“St. Mark” from a copy of The Four Gospels, Sanahin Monastery, Lori Province, Armenia, 1504.

“St. Mark” from a copy of The Four Gospels, Sanahin Monastery, Lori Province, Armenia, 1504.

The appetite for telling stories in picture books may begin with children’s stories but plenty of grown-up artists remain entranced, publishing graphic novels and reviving the painstaking craft of hand-made books.

An encounter with such books from 1,000 years ago awaits visitors to the Isabella Stewart Gardner Museum through Jan. 16, in the exhibition “Beyond Words: Italian Renaissance Books.”

Viewing a selection of Renaissance-era picture books is a special pleasure at the Gardner, a 15th-century Venetian palazzo on the Fenway with a fragrant courtyard garden and a collection of Renaissance masterpieces on the walls as well in display cases.

The palazzo and its holdings are the personal creation of Isabella Stewart Gardner. She was among the Boston Brahmins whose avid collecting during the 19th century has made Greater Boston colleges, universities and libraries the largest center of Renaissance artworks outside of Europe.

Collaborative exhibition

The Gardner is one of three local institutions to host a collaborative exhibition, 16 years in the making, entitled “Beyond Words: Illuminated Manuscripts in Boston Collections.” During the three-month exhibition, the Gardner, Harvard’s Houghton Library and Boston College’s McMullen Museum of Art, have displayed a total of 260 painted and printed books at their respective sites. Dating from the 8th to 17th centuries, the works were loaned by 16 neighboring institutions, including the Boston Public Library, Wellesley College and the Museum of Fine Arts. A catalog with contributions by 85 scholars accompanies the three simultaneous exhibitions.

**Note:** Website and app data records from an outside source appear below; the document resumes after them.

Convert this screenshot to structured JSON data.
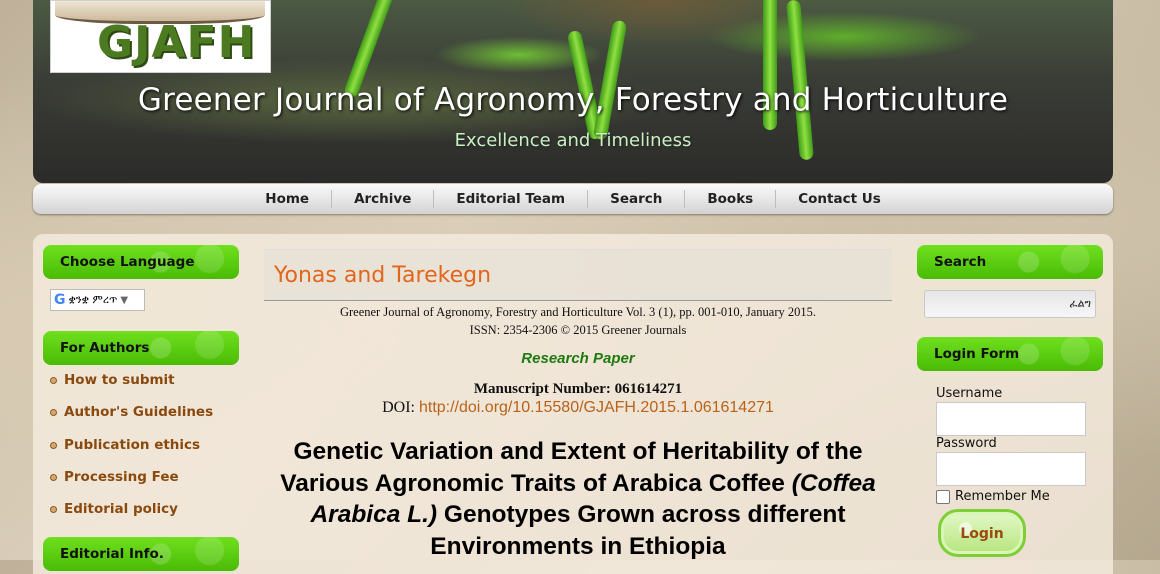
{
  "header": {
    "logo_text": "GJAFH",
    "site_title": "Greener Journal of Agronomy, Forestry and Horticulture",
    "slogan": "Excellence and Timeliness"
  },
  "nav": [
    "Home",
    "Archive",
    "Editorial Team",
    "Search",
    "Books",
    "Contact Us"
  ],
  "left": {
    "language": {
      "heading": "Choose Language",
      "selected": "ቋንቋ ምረጥ"
    },
    "authors": {
      "heading": "For Authors",
      "items": [
        "How to submit",
        "Author's Guidelines",
        "Publication ethics",
        "Processing Fee",
        "Editorial policy"
      ]
    },
    "editorial": {
      "heading": "Editorial Info."
    }
  },
  "article": {
    "authors": "Yonas and Tarekegn",
    "citation_line1": "Greener Journal of Agronomy, Forestry and Horticulture Vol. 3 (1), pp. 001-010, January 2015.",
    "citation_line2": "ISSN: 2354-2306 © 2015 Greener Journals",
    "paper_type": "Research Paper",
    "manuscript": "Manuscript Number: 061614271",
    "doi_label": "DOI:",
    "doi_link": "http://doi.org/10.15580/GJAFH.2015.1.061614271",
    "title_part1": "Genetic Variation and Extent of Heritability of the Various Agronomic Traits of Arabica Coffee",
    "title_italic": "(Coffea Arabica L.)",
    "title_part2": "Genotypes Grown across different Environments in Ethiopia"
  },
  "right": {
    "search": {
      "heading": "Search",
      "button_text": "ፈልግ"
    },
    "login": {
      "heading": "Login Form",
      "username_label": "Username",
      "password_label": "Password",
      "remember_label": "Remember Me",
      "button": "Login"
    }
  }
}
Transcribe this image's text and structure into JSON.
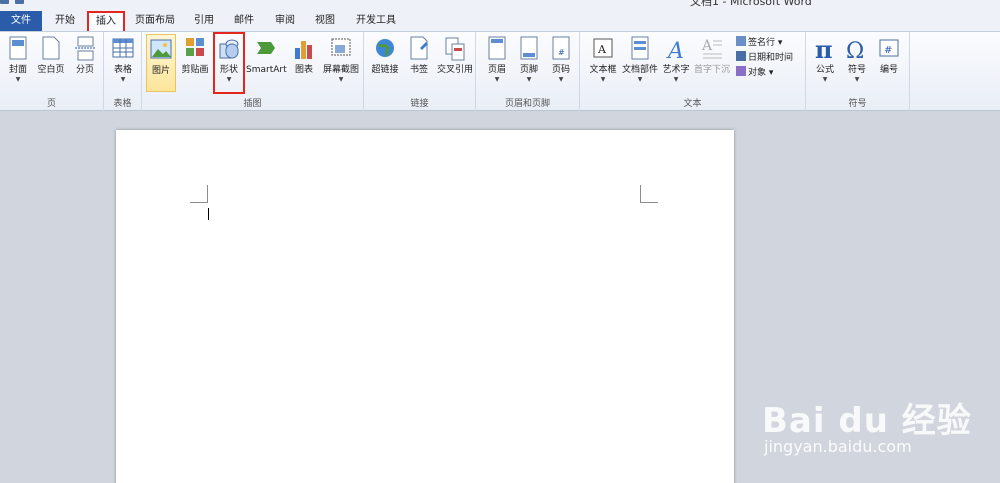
{
  "window": {
    "title": "文档1 - Microsoft Word"
  },
  "tabs": [
    {
      "label": "文件"
    },
    {
      "label": "开始"
    },
    {
      "label": "插入"
    },
    {
      "label": "页面布局"
    },
    {
      "label": "引用"
    },
    {
      "label": "邮件"
    },
    {
      "label": "审阅"
    },
    {
      "label": "视图"
    },
    {
      "label": "开发工具"
    }
  ],
  "ribbon": {
    "pages": {
      "name": "页",
      "cover": "封面",
      "blank": "空白页",
      "break": "分页"
    },
    "tables": {
      "name": "表格",
      "table": "表格"
    },
    "illustrations": {
      "name": "插图",
      "picture": "图片",
      "clipart": "剪贴画",
      "shapes": "形状",
      "smartart": "SmartArt",
      "chart": "图表",
      "screenshot": "屏幕截图"
    },
    "links": {
      "name": "链接",
      "hyperlink": "超链接",
      "bookmark": "书签",
      "crossref": "交叉引用"
    },
    "headerfooter": {
      "name": "页眉和页脚",
      "header": "页眉",
      "footer": "页脚",
      "pagenum": "页码"
    },
    "text": {
      "name": "文本",
      "textbox": "文本框",
      "quickparts": "文档部件",
      "wordart": "艺术字",
      "dropcap": "首字下沉",
      "signature": "签名行",
      "datetime": "日期和时间",
      "object": "对象"
    },
    "symbols": {
      "name": "符号",
      "equation": "公式",
      "symbol": "符号",
      "number": "编号"
    }
  },
  "watermark": {
    "logo": "Bai du 经验",
    "url": "jingyan.baidu.com"
  },
  "colors": {
    "file_tab": "#2a5caa",
    "highlight_box": "#e5261f",
    "pressed": "#fde59a"
  }
}
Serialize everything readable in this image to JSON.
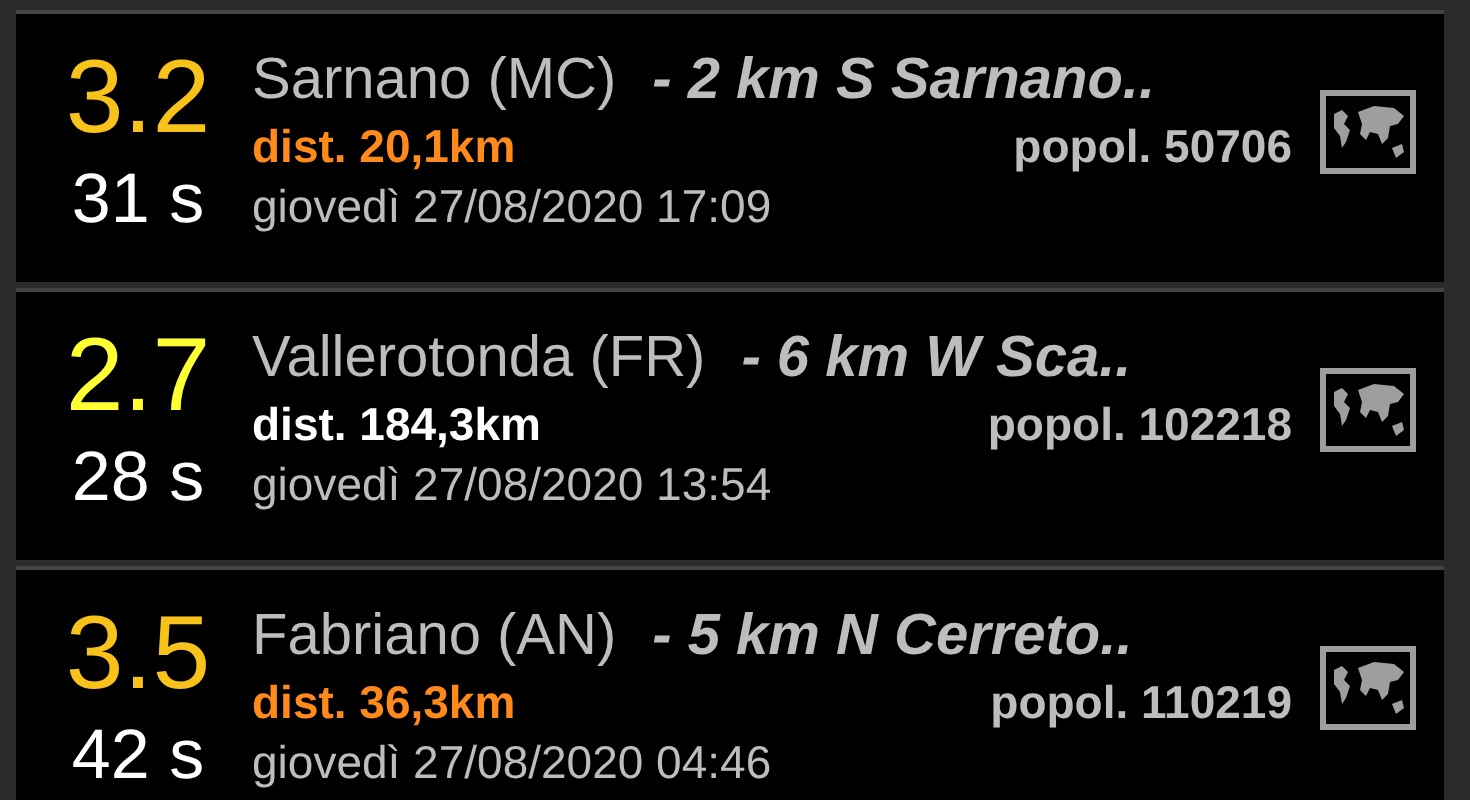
{
  "events": [
    {
      "magnitude": "3.2",
      "color": "#f7c21a",
      "elapsed": "31 s",
      "place": "Sarnano (MC)",
      "description": "- 2 km S Sarnano..",
      "distance": "dist. 20,1km",
      "near": true,
      "population": "popol. 50706",
      "datetime": "giovedì 27/08/2020 17:09"
    },
    {
      "magnitude": "2.7",
      "color": "#ffff33",
      "elapsed": "28 s",
      "place": "Vallerotonda (FR)",
      "description": "- 6 km W Sca..",
      "distance": "dist. 184,3km",
      "near": false,
      "population": "popol. 102218",
      "datetime": "giovedì 27/08/2020 13:54"
    },
    {
      "magnitude": "3.5",
      "color": "#f7c21a",
      "elapsed": "42 s",
      "place": "Fabriano (AN)",
      "description": "- 5 km N Cerreto..",
      "distance": "dist. 36,3km",
      "near": true,
      "population": "popol. 110219",
      "datetime": "giovedì 27/08/2020 04:46"
    }
  ]
}
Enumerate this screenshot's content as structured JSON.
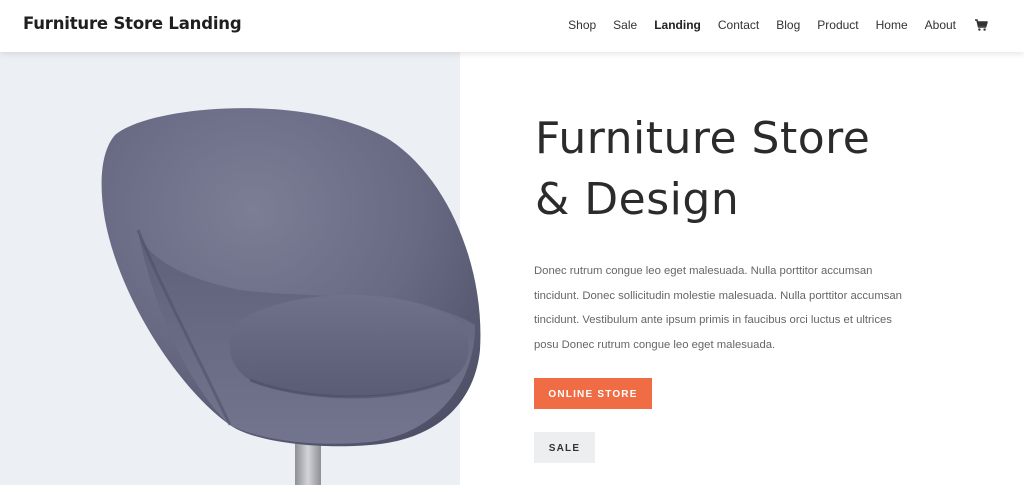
{
  "header": {
    "brand": "Furniture Store Landing",
    "nav": [
      "Shop",
      "Sale",
      "Landing",
      "Contact",
      "Blog",
      "Product",
      "Home",
      "About"
    ],
    "active_nav": "Landing",
    "cart_icon": "cart-icon"
  },
  "hero": {
    "headline_line1": "Furniture Store",
    "headline_line2": "& Design",
    "body": "Donec rutrum congue leo eget malesuada. Nulla porttitor accumsan tincidunt. Donec sollicitudin molestie malesuada. Nulla porttitor accumsan tincidunt. Vestibulum ante ipsum primis in faucibus orci luctus et ultrices posu Donec rutrum congue leo eget malesuada.",
    "primary_button": "ONLINE STORE",
    "secondary_button": "SALE"
  },
  "colors": {
    "accent": "#ef6c44",
    "left_panel_bg": "#eceff3",
    "secondary_button_bg": "#eceef0"
  }
}
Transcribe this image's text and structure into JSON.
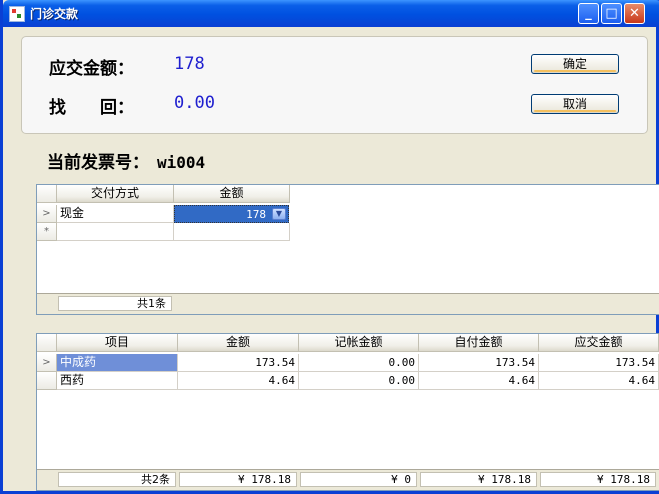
{
  "window": {
    "title": "门诊交款"
  },
  "payment": {
    "due_label": "应交金额：",
    "due_value": "178",
    "change_label": "找　　回：",
    "change_value": "0.00",
    "ok_label": "确定",
    "cancel_label": "取消"
  },
  "invoice": {
    "label": "当前发票号：",
    "number": "wi004"
  },
  "pay_grid": {
    "columns": [
      "交付方式",
      "金额"
    ],
    "rows": [
      {
        "method": "现金",
        "amount": "178"
      }
    ],
    "new_row_marker": "*",
    "footer_count": "共1条"
  },
  "item_grid": {
    "columns": [
      "项目",
      "金额",
      "记帐金额",
      "自付金额",
      "应交金额"
    ],
    "rows": [
      {
        "item": "中成药",
        "amount": "173.54",
        "charged": "0.00",
        "self_pay": "173.54",
        "due": "173.54"
      },
      {
        "item": "西药",
        "amount": "4.64",
        "charged": "0.00",
        "self_pay": "4.64",
        "due": "4.64"
      }
    ],
    "footer": {
      "count": "共2条",
      "amount": "¥ 178.18",
      "charged": "¥ 0",
      "self_pay": "¥ 178.18",
      "due": "¥ 178.18"
    }
  }
}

Although the installations at the Houghton Library and McMullen Museum closed last week, a web site (http://beyondwords2016.org) will keep this landmark collaboration alive for years to come.

Curated by Anne-Marie Eze, the Gardner exhibition traces the collaboration of Italian humanists and learned clergy in the propagation of books.

Civilization was under siege in the Middle Ages, as the region that was to become Europe was wracked by plagues and invading hordes. Countless scribes in monasteries and convents kept learning alive by copying and illustrating books — the Bible as well as classics of Greek and Roman antiquity — that were to become touchstones of learning, culture and civil society in that era of peace and prosperity within Europe known as the Renaissance.

A sensory experience

Writing in quill pens crafted from birds’ wings, with inks ground from plants and minerals on parchments made from animal hides, scribes would then illuminate their pictures and lettering by breathing on stencils hand-cut from sheets of precious metal such as gold leaf. Ivory and gemstones also added glory to Bibles large and small, encrusting the pages with jewel-like embellishments as shimmering as Tiffany lamps.

Mingling pictures of saints and illustrations of parables with earthly images of foliage, fruit, mythical beasts, apes, peacocks and children at play, they created books of worship that Roger S. Wieck describes in the catalog as “a private picture gallery to please the eye and inspire the heart.”